### [To do]
Restate all data exactly. No images.

### [Data for analysis]
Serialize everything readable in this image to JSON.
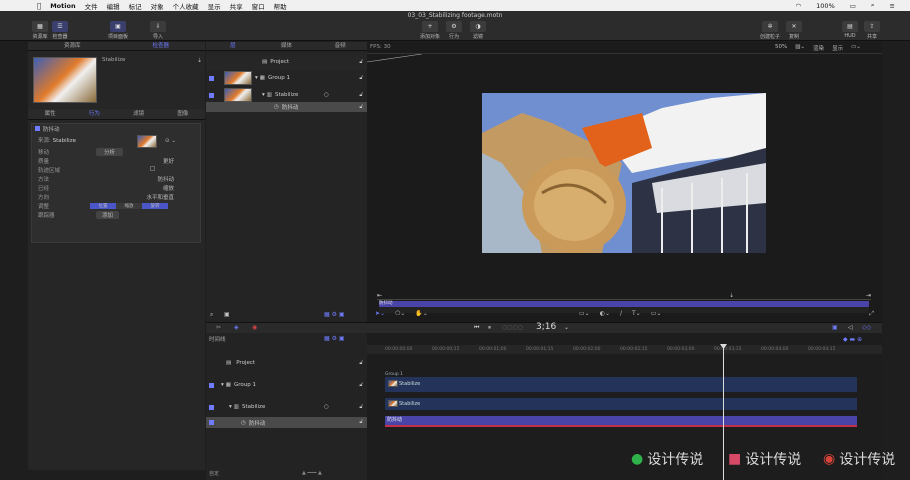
{
  "menubar": {
    "items": [
      "Motion",
      "文件",
      "编辑",
      "标记",
      "对象",
      "个人收藏",
      "显示",
      "共享",
      "窗口",
      "帮助"
    ],
    "right": "100%"
  },
  "window": {
    "title": "03_03_Stabilizing footage.motn"
  },
  "toolbar": {
    "library": "资源库",
    "inspector": "检查器",
    "project_panel": "项目面板",
    "import": "导入",
    "add_object": "添加对象",
    "behaviors": "行为",
    "filters": "滤镜",
    "make_particles": "创建粒子",
    "replicate": "复制",
    "hud": "HUD",
    "share": "共享"
  },
  "left_tabs": [
    "资源库",
    "检查器"
  ],
  "preview": {
    "name": "Stabilize"
  },
  "inspector_tabs": [
    "属性",
    "行为",
    "滤镜",
    "图像"
  ],
  "behavior": {
    "title": "防抖动",
    "source_label": "来源:",
    "source_value": "Stabilize",
    "move_label": "移动",
    "analyze": "分析",
    "rows": [
      {
        "l": "质量",
        "v": "更好"
      },
      {
        "l": "轨迹区域",
        "v": ""
      },
      {
        "l": "方法",
        "v": "防抖动"
      },
      {
        "l": "已经",
        "v": "缩放"
      },
      {
        "l": "方向",
        "v": "水平和垂直"
      }
    ],
    "adjust_label": "调整",
    "adjust_opts": [
      "位置",
      "缩放",
      "旋转"
    ],
    "track_label": "跟踪器",
    "track_btn": "添加"
  },
  "layers_tabs": [
    "层",
    "媒体",
    "音频"
  ],
  "layers": {
    "project": "Project",
    "group": "Group 1",
    "stabilize": "Stabilize",
    "behavior": "防抖动"
  },
  "canvas": {
    "fps": "FPS: 30",
    "zoom": "50%",
    "render": "渲染",
    "view": "显示"
  },
  "mini_tl": {
    "label": "防抖动"
  },
  "timing": {
    "timecode": "3;16"
  },
  "timeline": {
    "label": "时间线",
    "group": "Group 1",
    "stabilize": "Stabilize",
    "behavior": "防抖动",
    "custom": "自定",
    "ruler": [
      "00:00:00;00",
      "00:00:00;15",
      "00:00:01;00",
      "00:00:01;15",
      "00:00:02;00",
      "00:00:02;15",
      "00:00:03;00",
      "00:00:03;15",
      "00:00:04;00",
      "00:00:04;15"
    ]
  },
  "watermarks": [
    "设计传说",
    "设计传说",
    "设计传说"
  ]
}
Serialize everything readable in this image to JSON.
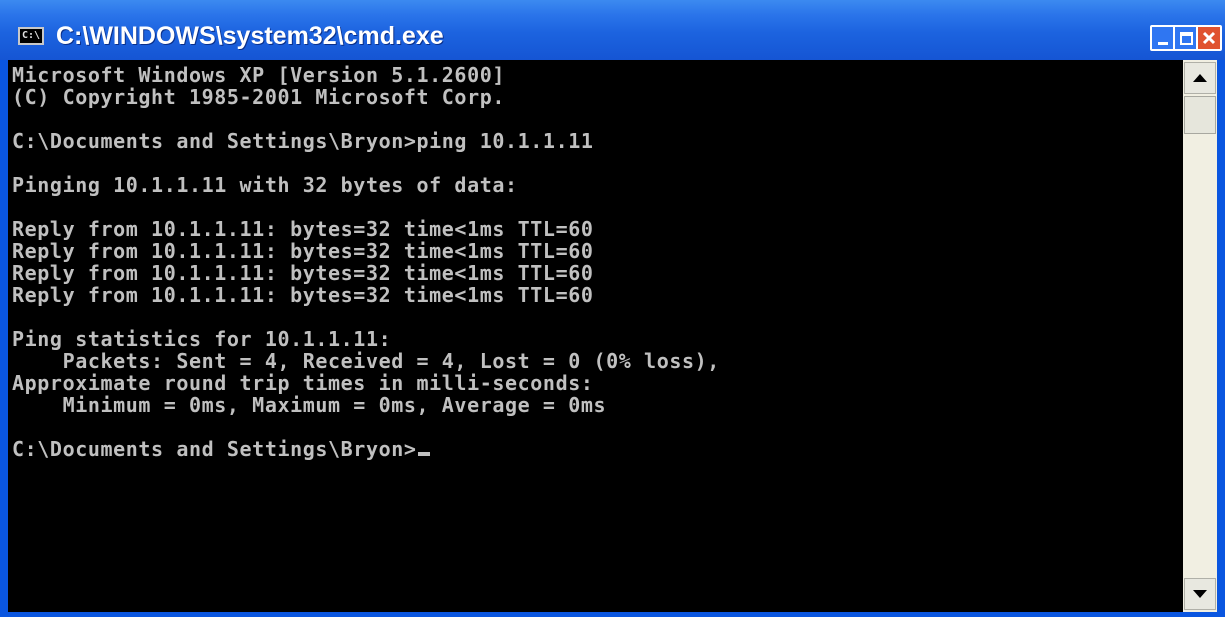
{
  "window": {
    "title": "C:\\WINDOWS\\system32\\cmd.exe",
    "icon_label": "C:\\",
    "icon": "cmd-icon"
  },
  "titlebar_buttons": {
    "minimize": "minimize-icon",
    "maximize": "maximize-icon",
    "close_glyph": "×"
  },
  "console": {
    "lines": [
      "Microsoft Windows XP [Version 5.1.2600]",
      "(C) Copyright 1985-2001 Microsoft Corp.",
      "",
      "C:\\Documents and Settings\\Bryon>ping 10.1.1.11",
      "",
      "Pinging 10.1.1.11 with 32 bytes of data:",
      "",
      "Reply from 10.1.1.11: bytes=32 time<1ms TTL=60",
      "Reply from 10.1.1.11: bytes=32 time<1ms TTL=60",
      "Reply from 10.1.1.11: bytes=32 time<1ms TTL=60",
      "Reply from 10.1.1.11: bytes=32 time<1ms TTL=60",
      "",
      "Ping statistics for 10.1.1.11:",
      "    Packets: Sent = 4, Received = 4, Lost = 0 (0% loss),",
      "Approximate round trip times in milli-seconds:",
      "    Minimum = 0ms, Maximum = 0ms, Average = 0ms",
      ""
    ],
    "prompt": "C:\\Documents and Settings\\Bryon>"
  },
  "colors": {
    "titlebar": "#1c63df",
    "console_bg": "#000000",
    "console_fg": "#c0c0c0",
    "close_button": "#e0522f"
  }
}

### [Result]
Serialize everything readable in this image to JSON.
{
  "menubar": {
    "items": [
      "Motion",
      "文件",
      "编辑",
      "标记",
      "对象",
      "个人收藏",
      "显示",
      "共享",
      "窗口",
      "帮助"
    ],
    "right": "100%"
  },
  "window": {
    "title": "03_03_Stabilizing footage.motn"
  },
  "toolbar": {
    "library": "资源库",
    "inspector": "检查器",
    "project_panel": "项目面板",
    "import": "导入",
    "add_object": "添加对象",
    "behaviors": "行为",
    "filters": "滤镜",
    "make_particles": "创建粒子",
    "replicate": "复制",
    "hud": "HUD",
    "share": "共享"
  },
  "left_tabs": [
    "资源库",
    "检查器"
  ],
  "preview": {
    "name": "Stabilize"
  },
  "inspector_tabs": [
    "属性",
    "行为",
    "滤镜",
    "图像"
  ],
  "behavior": {
    "title": "防抖动",
    "source_label": "来源:",
    "source_value": "Stabilize",
    "move_label": "移动",
    "analyze": "分析",
    "rows": [
      {
        "l": "质量",
        "v": "更好"
      },
      {
        "l": "轨迹区域",
        "v": ""
      },
      {
        "l": "方法",
        "v": "防抖动"
      },
      {
        "l": "已经",
        "v": "缩放"
      },
      {
        "l": "方向",
        "v": "水平和垂直"
      }
    ],
    "adjust_label": "调整",
    "adjust_opts": [
      "位置",
      "缩放",
      "旋转"
    ],
    "track_label": "跟踪器",
    "track_btn": "添加"
  },
  "layers_tabs": [
    "层",
    "媒体",
    "音频"
  ],
  "layers": {
    "project": "Project",
    "group": "Group 1",
    "stabilize": "Stabilize",
    "behavior": "防抖动"
  },
  "canvas": {
    "fps": "FPS: 30",
    "zoom": "50%",
    "render": "渲染",
    "view": "显示"
  },
  "mini_tl": {
    "label": "防抖动"
  },
  "timing": {
    "timecode": "3;16"
  },
  "timeline": {
    "label": "时间线",
    "group": "Group 1",
    "stabilize": "Stabilize",
    "behavior": "防抖动",
    "custom": "自定",
    "ruler": [
      "00:00:00;00",
      "00:00:00;15",
      "00:00:01;00",
      "00:00:01;15",
      "00:00:02;00",
      "00:00:02;15",
      "00:00:03;00",
      "00:00:03;15",
      "00:00:04;00",
      "00:00:04;15"
    ]
  },
  "watermarks": [
    "设计传说",
    "设计传说",
    "设计传说"
  ]
}
Serialize everything readable in this image to JSON.
{
  "window": {
    "title": "C:\\WINDOWS\\system32\\cmd.exe",
    "icon_label": "C:\\",
    "icon": "cmd-icon"
  },
  "titlebar_buttons": {
    "minimize": "minimize-icon",
    "maximize": "maximize-icon",
    "close_glyph": "×"
  },
  "console": {
    "lines": [
      "Microsoft Windows XP [Version 5.1.2600]",
      "(C) Copyright 1985-2001 Microsoft Corp.",
      "",
      "C:\\Documents and Settings\\Bryon>ping 10.1.1.11",
      "",
      "Pinging 10.1.1.11 with 32 bytes of data:",
      "",
      "Reply from 10.1.1.11: bytes=32 time<1ms TTL=60",
      "Reply from 10.1.1.11: bytes=32 time<1ms TTL=60",
      "Reply from 10.1.1.11: bytes=32 time<1ms TTL=60",
      "Reply from 10.1.1.11: bytes=32 time<1ms TTL=60",
      "",
      "Ping statistics for 10.1.1.11:",
      "    Packets: Sent = 4, Received = 4, Lost = 0 (0% loss),",
      "Approximate round trip times in milli-seconds:",
      "    Minimum = 0ms, Maximum = 0ms, Average = 0ms",
      ""
    ],
    "prompt": "C:\\Documents and Settings\\Bryon>"
  },
  "colors": {
    "titlebar": "#1c63df",
    "console_bg": "#000000",
    "console_fg": "#c0c0c0",
    "close_button": "#e0522f"
  }
}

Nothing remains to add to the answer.